The machines hold 1,200 sheets of ledger paper standard. You can add on a two-tray device that holds 3,600 letter pages. Single-position and multiposition finishers are available. So is a fax option.
The Copier/Printers include PCL and PostScript, a powerful processor, and a hard drive. They also support (optionally) scanning, including Xerox’s SmartSend scan workflow software. The Copier/Printer supports Xerox’ EIP (Extensible Interface Platform).
This specialized unit is aimed at a very specific market segment, primarily libraries. It’s a powerful machine with a good array of options.
Monday, June 9, 2008
BusinessWeek recently reported (“The New Push to Get Rid of Paper,” 5/30/08) on a renewed effort to approach the long-wished for “paperless office,” noting that the term is now 33 years old.
Of course offices are anything but paperless. As the article notes:“According to RISI, a research firm that tracks forest products, in 1975 the average U.S. office worker used 62 pounds of paper a year. By 1999, that figure peaked at 143 pounds, but in 2006 it was still at 127 pounds.”.
But things may be changing, thanks to a public that is getting more used to receiving and viewing things on the screen. The article cites PNC Bank, 15% of whose customers now get PDF files rather than paper for account statements, up from 0% a few years ago. 80% of company internal reports are now published electronically, not on paper.
Among the interesting points cited in the report:
* One analyst “estimates that companies will spend about $8 billion this year on paper alone.”
* One company thought it “had 150 fax machines, but a detailed search turned up 1,000, many of which were rarely used.”

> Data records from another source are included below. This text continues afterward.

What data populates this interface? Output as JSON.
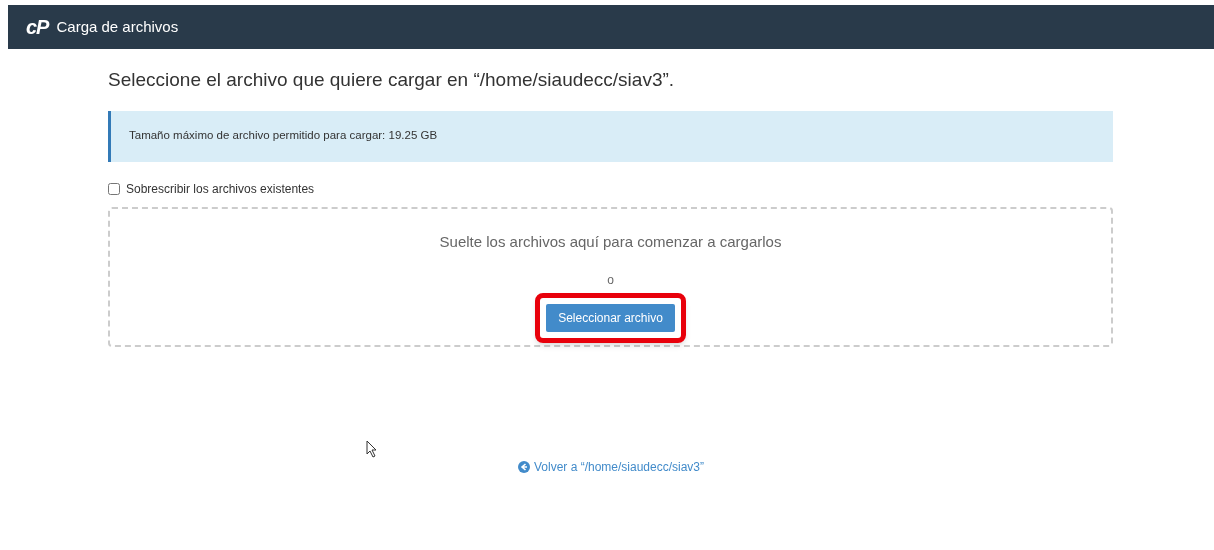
{
  "header": {
    "logo": "cP",
    "title": "Carga de archivos"
  },
  "heading": "Seleccione el archivo que quiere cargar en “/home/siaudecc/siav3”.",
  "info": "Tamaño máximo de archivo permitido para cargar: 19.25 GB",
  "overwrite": {
    "label": "Sobrescribir los archivos existentes",
    "checked": false
  },
  "dropzone": {
    "prompt": "Suelte los archivos aquí para comenzar a cargarlos",
    "separator": "o",
    "button": "Seleccionar archivo",
    "highlighted": true
  },
  "back_link": "Volver a “/home/siaudecc/siav3”"
}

* “Researchers at Xerox found that about half of the documents printed in a typical office are thrown away within 24 hours.”